Follow the Money: An Architectural Investigation of the Financial
You tell me what you know, and I’ll confirm. I’ll keep you in the right direction if I can, but that’s all. Just… follow the money.
– All the President’s Man, 1976
One of the most important drivers of urbanization is money. Money determines where people settle down, where they work and live and where urban density is highest. Money drives people from the countryside to cities, and architects from one side of the planet to the other. Although money highly influences the work of urban planners and architects, it is a subject that is hardly discussed amongst professionals in public.
Urban planners and architects seem to base their plans on social, cultural, environmental and maybe political conditions, but hardly ever on financial ones. This is remarkable, since the creation and expansion of cities is mainly driven by financial motives.
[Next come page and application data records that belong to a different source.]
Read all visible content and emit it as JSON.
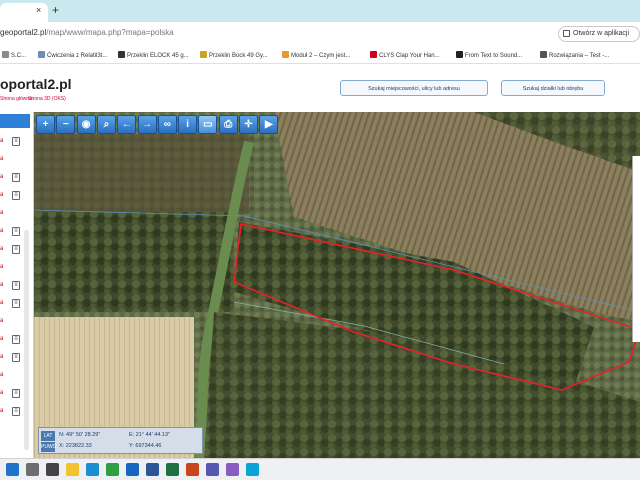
{
  "browser": {
    "tab_close": "×",
    "new_tab": "+",
    "url_host": "geoportal2.pl",
    "url_path": "/map/www/mapa.php?mapa=polska",
    "app_button_label": "Otwórz w aplikacji"
  },
  "bookmarks": [
    {
      "label": "S.C...",
      "color": "#8a8a8a"
    },
    {
      "label": "Ćwiczenia z Relatil3t...",
      "color": "#6b8fb8"
    },
    {
      "label": "Przeklin ELOCK 45 g...",
      "color": "#333333"
    },
    {
      "label": "Przeklin Bock 49 Gy...",
      "color": "#c9a227"
    },
    {
      "label": "Moduł 2 – Czym jest...",
      "color": "#e39b2f"
    },
    {
      "label": "CLYS Clap Your Han...",
      "color": "#d0021b"
    },
    {
      "label": "From Text to Sound...",
      "color": "#222222"
    },
    {
      "label": "Rozwiązania – Test -...",
      "color": "#555555"
    }
  ],
  "page": {
    "title": "oportal2.pl",
    "breadcrumb": [
      "Strona główna",
      "Strona 3D (OKS)"
    ],
    "search_address_button": "Szukaj miejscowości, ulicy lub adresu",
    "search_parcel_button": "Szukaj działki lub obrębu"
  },
  "left_panel": {
    "items": [
      "a",
      "a",
      "a",
      "a",
      "a",
      "a",
      "a",
      "a",
      "a",
      "a",
      "a",
      "a",
      "a",
      "a",
      "a",
      "a"
    ],
    "doc_icon_glyph": "≡"
  },
  "map": {
    "tools": [
      {
        "glyph": "+",
        "name": "zoom-in"
      },
      {
        "glyph": "−",
        "name": "zoom-out"
      },
      {
        "glyph": "◉",
        "name": "globe"
      },
      {
        "glyph": "⌕",
        "name": "magnify"
      },
      {
        "glyph": "←",
        "name": "back"
      },
      {
        "glyph": "→",
        "name": "forward"
      },
      {
        "glyph": "∞",
        "name": "link"
      },
      {
        "glyph": "i",
        "name": "info"
      },
      {
        "glyph": "▭",
        "name": "measure"
      },
      {
        "glyph": "⎙",
        "name": "print"
      },
      {
        "glyph": "✛",
        "name": "locate"
      },
      {
        "glyph": "▶",
        "name": "video"
      }
    ],
    "active_tool_index": 8,
    "parcel_color": "#e8202a",
    "coordinates": {
      "label_top": "LAT",
      "label_bottom": "PUWG",
      "lat": "N: 49° 50' 28.29\"",
      "lon": "E: 21° 44' 44.13\"",
      "x": "X: 223822.33",
      "y": "Y: 697344.46"
    }
  },
  "taskbar": {
    "icons": [
      {
        "name": "windows",
        "color": "#1f73c9"
      },
      {
        "name": "search",
        "color": "#6d6d6d"
      },
      {
        "name": "task-view",
        "color": "#444444"
      },
      {
        "name": "explorer",
        "color": "#f2c230"
      },
      {
        "name": "edge",
        "color": "#1a8ed0"
      },
      {
        "name": "chrome",
        "color": "#2f9e44"
      },
      {
        "name": "mail",
        "color": "#1667c2"
      },
      {
        "name": "word",
        "color": "#2b5797"
      },
      {
        "name": "excel",
        "color": "#1d7044"
      },
      {
        "name": "powerpoint",
        "color": "#c8461d"
      },
      {
        "name": "teams",
        "color": "#5558af"
      },
      {
        "name": "app",
        "color": "#8a5cc2"
      },
      {
        "name": "photos",
        "color": "#0aa3d6"
      }
    ]
  }
}
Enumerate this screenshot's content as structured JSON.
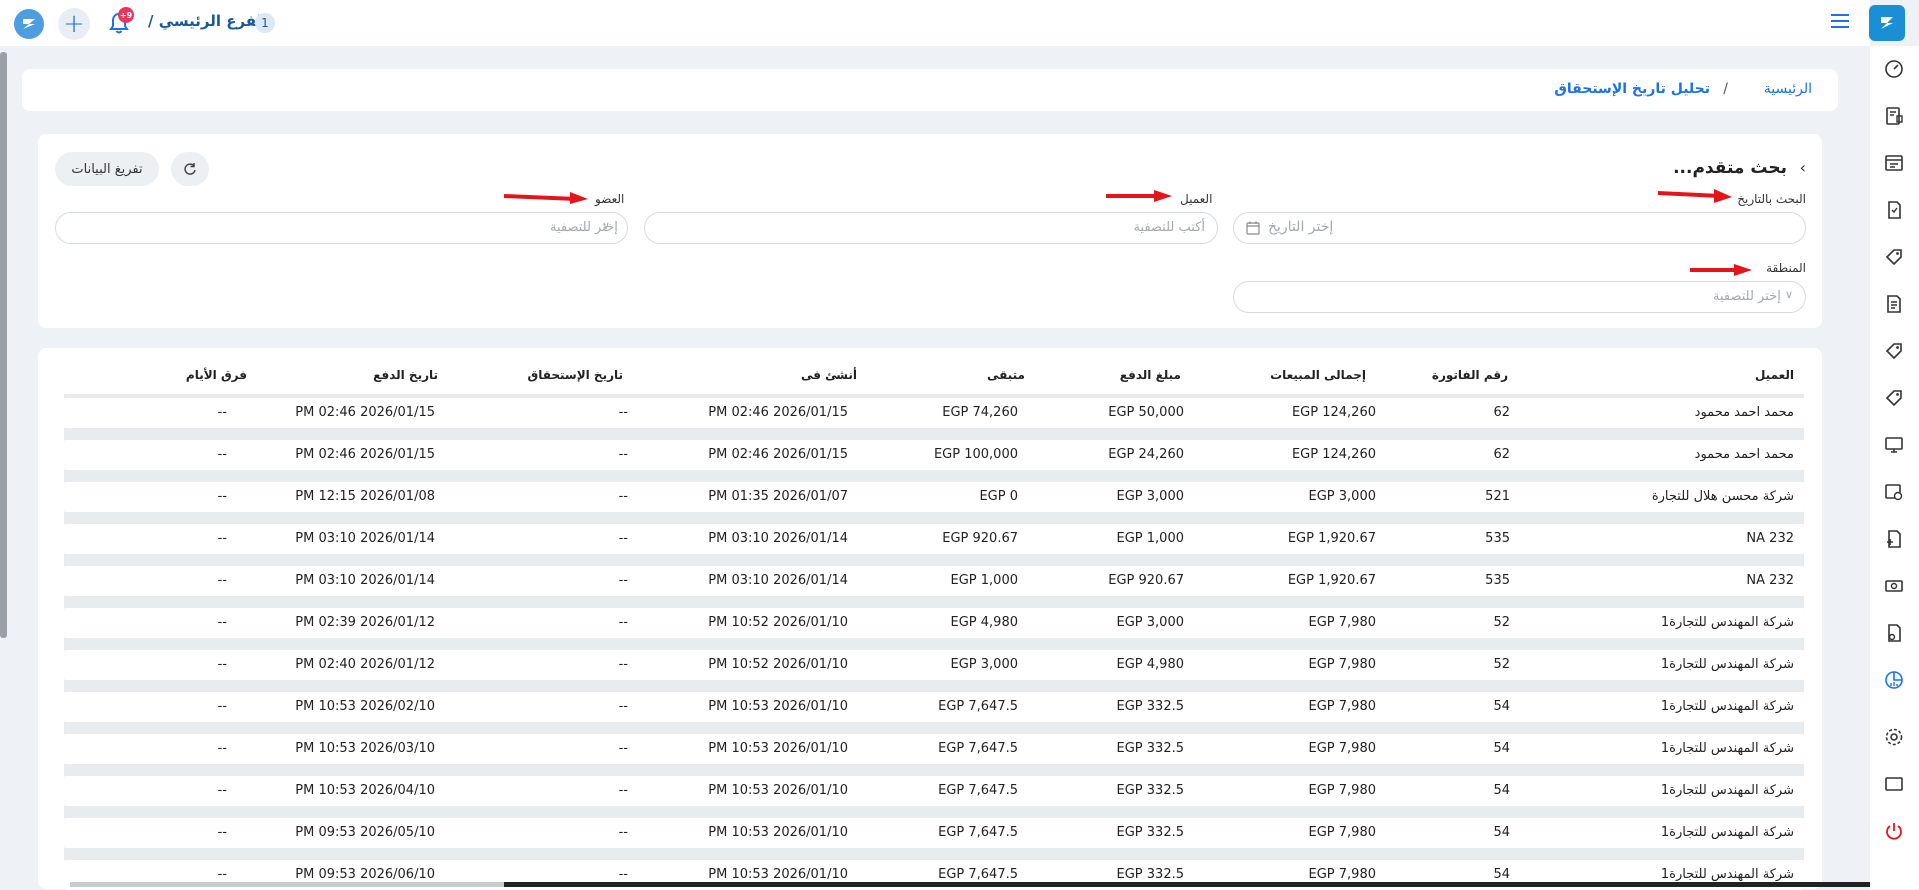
{
  "header": {
    "branch_name": "الفرع الرئيسي /",
    "branch_number": "1",
    "notification_count": "+9"
  },
  "breadcrumb": {
    "home": "الرئيسية",
    "separator": "/",
    "current": "تحليل تاريخ الإستحقاق"
  },
  "filters": {
    "title": "بحث متقدم...",
    "date_label": "البحث بالتاريخ",
    "date_placeholder": "إختر التاريخ",
    "client_label": "العميل",
    "client_placeholder": "أكتب للتصفية",
    "member_label": "العضو",
    "member_placeholder": "إختر للتصفية",
    "region_label": "المنطقة",
    "region_placeholder": "إختر للتصفية",
    "clear_label": "تفريغ البيانات"
  },
  "table": {
    "columns": [
      "العميل",
      "رقم الفاتورة",
      "إجمالى المبيعات",
      "مبلغ الدفع",
      "متبقى",
      "أنشئ فى",
      "تاريخ الإستحقاق",
      "تاريخ الدفع",
      "فرق الأيام"
    ],
    "rows": [
      [
        "محمد احمد محمود",
        "62",
        "EGP 124,260",
        "EGP 50,000",
        "EGP 74,260",
        "PM 02:46 2026/01/15",
        "--",
        "PM 02:46 2026/01/15",
        "--"
      ],
      [
        "محمد احمد محمود",
        "62",
        "EGP 124,260",
        "EGP 24,260",
        "EGP 100,000",
        "PM 02:46 2026/01/15",
        "--",
        "PM 02:46 2026/01/15",
        "--"
      ],
      [
        "شركة محسن هلال للتجارة",
        "521",
        "EGP 3,000",
        "EGP 3,000",
        "EGP 0",
        "PM 01:35 2026/01/07",
        "--",
        "PM 12:15 2026/01/08",
        "--"
      ],
      [
        "NA 232",
        "535",
        "EGP 1,920.67",
        "EGP 1,000",
        "EGP 920.67",
        "PM 03:10 2026/01/14",
        "--",
        "PM 03:10 2026/01/14",
        "--"
      ],
      [
        "NA 232",
        "535",
        "EGP 1,920.67",
        "EGP 920.67",
        "EGP 1,000",
        "PM 03:10 2026/01/14",
        "--",
        "PM 03:10 2026/01/14",
        "--"
      ],
      [
        "شركة المهندس للتجارة1",
        "52",
        "EGP 7,980",
        "EGP 3,000",
        "EGP 4,980",
        "PM 10:52 2026/01/10",
        "--",
        "PM 02:39 2026/01/12",
        "--"
      ],
      [
        "شركة المهندس للتجارة1",
        "52",
        "EGP 7,980",
        "EGP 4,980",
        "EGP 3,000",
        "PM 10:52 2026/01/10",
        "--",
        "PM 02:40 2026/01/12",
        "--"
      ],
      [
        "شركة المهندس للتجارة1",
        "54",
        "EGP 7,980",
        "EGP 332.5",
        "EGP 7,647.5",
        "PM 10:53 2026/01/10",
        "--",
        "PM 10:53 2026/02/10",
        "--"
      ],
      [
        "شركة المهندس للتجارة1",
        "54",
        "EGP 7,980",
        "EGP 332.5",
        "EGP 7,647.5",
        "PM 10:53 2026/01/10",
        "--",
        "PM 10:53 2026/03/10",
        "--"
      ],
      [
        "شركة المهندس للتجارة1",
        "54",
        "EGP 7,980",
        "EGP 332.5",
        "EGP 7,647.5",
        "PM 10:53 2026/01/10",
        "--",
        "PM 10:53 2026/04/10",
        "--"
      ],
      [
        "شركة المهندس للتجارة1",
        "54",
        "EGP 7,980",
        "EGP 332.5",
        "EGP 7,647.5",
        "PM 10:53 2026/01/10",
        "--",
        "PM 09:53 2026/05/10",
        "--"
      ],
      [
        "شركة المهندس للتجارة1",
        "54",
        "EGP 7,980",
        "EGP 332.5",
        "EGP 7,647.5",
        "PM 10:53 2026/01/10",
        "--",
        "PM 09:53 2026/06/10",
        "--"
      ]
    ]
  },
  "colors": {
    "accent": "#1a73e8",
    "brand": "#1a8fd6",
    "arrow": "#e5141b"
  },
  "sidebar_icons": [
    "speedometer-icon",
    "pos-terminal-icon",
    "register-icon",
    "invoice-icon",
    "tag-icon",
    "document-icon",
    "tag-icon-2",
    "tag-icon-3",
    "monitor-icon",
    "image-settings-icon",
    "document-add-icon",
    "money-icon",
    "user-doc-icon",
    "report-chart-icon",
    "settings-icon",
    "window-icon",
    "power-icon"
  ]
}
This goes especially for Shanghai. The city started to grow after the forced opening up in the 19th century, when its position next to the river and potential commercial value were the basis for its development. Shanghai became a centre of commerce between east and west, and became the undisputed financial hub of the Asia Pacific in the 1930s. Economic reforms in the 1990s formed a second boost in the development of the city. Currently, Shanghai is in a fierce competition with Hong Kong, having the ambition to take over its position as financial capital of China by 2020.
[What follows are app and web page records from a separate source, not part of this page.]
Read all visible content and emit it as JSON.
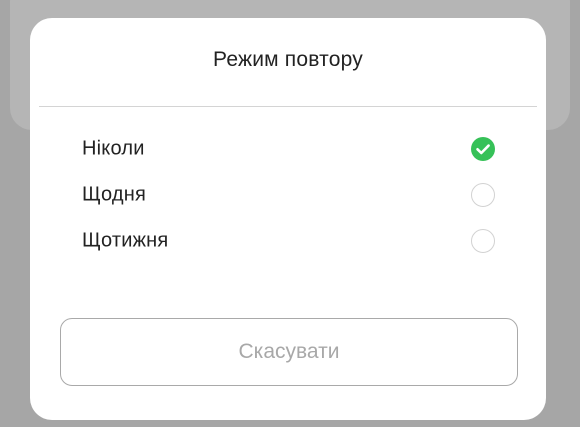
{
  "dialog": {
    "title": "Режим повтору",
    "options": [
      {
        "label": "Ніколи",
        "selected": true
      },
      {
        "label": "Щодня",
        "selected": false
      },
      {
        "label": "Щотижня",
        "selected": false
      }
    ],
    "cancel_label": "Скасувати"
  },
  "colors": {
    "accent": "#36c158",
    "overlay": "#a6a6a6",
    "surface": "#ffffff"
  },
  "icons": {
    "selected": "check-circle-icon",
    "unselected": "radio-empty-icon"
  }
}
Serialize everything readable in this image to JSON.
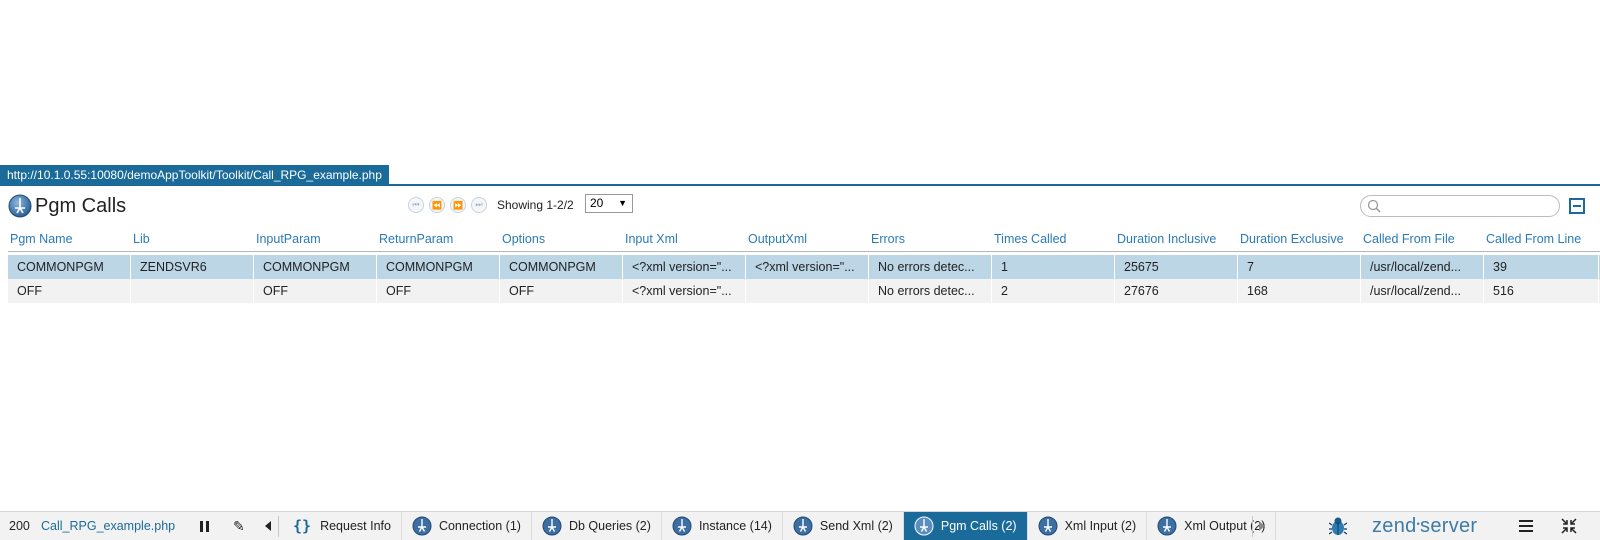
{
  "url": "http://10.1.0.55:10080/demoAppToolkit/Toolkit/Call_RPG_example.php",
  "panel": {
    "title": "Pgm Calls",
    "showing": "Showing 1-2/2",
    "page_size": "20",
    "search_placeholder": ""
  },
  "table": {
    "columns": [
      "Pgm Name",
      "Lib",
      "InputParam",
      "ReturnParam",
      "Options",
      "Input Xml",
      "OutputXml",
      "Errors",
      "Times Called",
      "Duration Inclusive",
      "Duration Exclusive",
      "Called From File",
      "Called From Line"
    ],
    "rows": [
      [
        "COMMONPGM",
        "ZENDSVR6",
        "COMMONPGM",
        "COMMONPGM",
        "COMMONPGM",
        "<?xml version=\"...",
        "<?xml version=\"...",
        "No errors detec...",
        "1",
        "25675",
        "7",
        "/usr/local/zend...",
        "39"
      ],
      [
        "OFF",
        "",
        "OFF",
        "OFF",
        "OFF",
        "<?xml version=\"...",
        "",
        "No errors detec...",
        "2",
        "27676",
        "168",
        "/usr/local/zend...",
        "516"
      ]
    ]
  },
  "toolbar": {
    "status_code": "200",
    "file": "Call_RPG_example.php",
    "tabs": [
      {
        "label": "Request Info",
        "icon": "braces-icon"
      },
      {
        "label": "Connection (1)",
        "icon": "globe-icon"
      },
      {
        "label": "Db Queries (2)",
        "icon": "globe-icon"
      },
      {
        "label": "Instance (14)",
        "icon": "globe-icon"
      },
      {
        "label": "Send Xml (2)",
        "icon": "globe-icon"
      },
      {
        "label": "Pgm Calls (2)",
        "icon": "globe-icon"
      },
      {
        "label": "Xml Input (2)",
        "icon": "globe-icon"
      },
      {
        "label": "Xml Output (2)",
        "icon": "globe-icon"
      }
    ],
    "active_tab": "Pgm Calls (2)",
    "brand_word1": "zend",
    "brand_word2": "server"
  },
  "colors": {
    "accent": "#1a6b9a",
    "selected_row": "#bcd6e6",
    "header_text": "#2a7ab8"
  }
}
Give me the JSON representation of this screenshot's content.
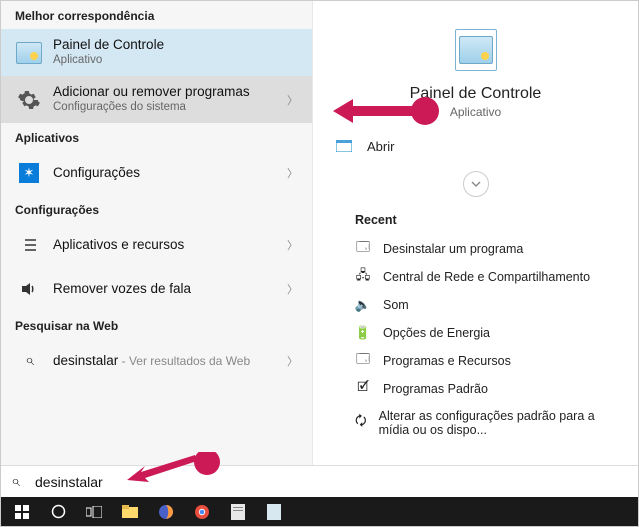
{
  "sections": {
    "best_match": "Melhor correspondência",
    "apps": "Aplicativos",
    "settings": "Configurações",
    "web": "Pesquisar na Web"
  },
  "results": {
    "best": {
      "title": "Painel de Controle",
      "subtitle": "Aplicativo"
    },
    "selected": {
      "title": "Adicionar ou remover programas",
      "subtitle": "Configurações do sistema"
    },
    "apps": [
      {
        "title": "Configurações"
      }
    ],
    "settings": [
      {
        "title": "Aplicativos e recursos"
      },
      {
        "title": "Remover vozes de fala"
      }
    ],
    "web": {
      "term": "desinstalar",
      "suffix": " - Ver resultados da Web"
    }
  },
  "preview": {
    "title": "Painel de Controle",
    "subtitle": "Aplicativo",
    "open": "Abrir",
    "recent_label": "Recent",
    "recent": [
      "Desinstalar um programa",
      "Central de Rede e Compartilhamento",
      "Som",
      "Opções de Energia",
      "Programas e Recursos",
      "Programas Padrão",
      "Alterar as configurações padrão para a mídia ou os dispo..."
    ]
  },
  "search": {
    "value": "desinstalar"
  }
}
Lujiazhui financial district is a direct physical representation of this ambition. It is the most expensive square kilometre of China, with housing prices exceeding those of downtown Manhattan. The financial district serves as a popular example for CBD’s all over China. With its striving economy transforming to a service industry, capital flows will influence urban development even more.
Moreover, cities in emerging economies are expanding due to financial differences with their hinterland. In China the rural/urban income disparity is more than threefold, which is a basic driver for people to move from the countryside to the city. This ever growing gap between the urban and the rural makes Chinese cities burst.
While the economy on this side of the planet is still growing, the Western world is kept hostage by dept and financial crises. China is one of the few countries that seem to have the resources to create architecture. It makes architects from all over the world pick up their stuff and try their luck in China. However, money is a hardly ever publicly discussed amongst architects.
What is actually the impact of the financial on urban development, especially in China? What is the physical result of profit targets and financial ambition? Can we read financial motives from urban density? What is the impact of these motives on programs, typologies and form? And can new design tools help us to deal with financial drivers in a better way?
To gain a better understanding of this part of our profession, we will dedicate the lecture series of HKU/SSC fall 2012 to the understanding of financial motives.
Curator, public programme
University of Hong Kong / Shanghai Study Centre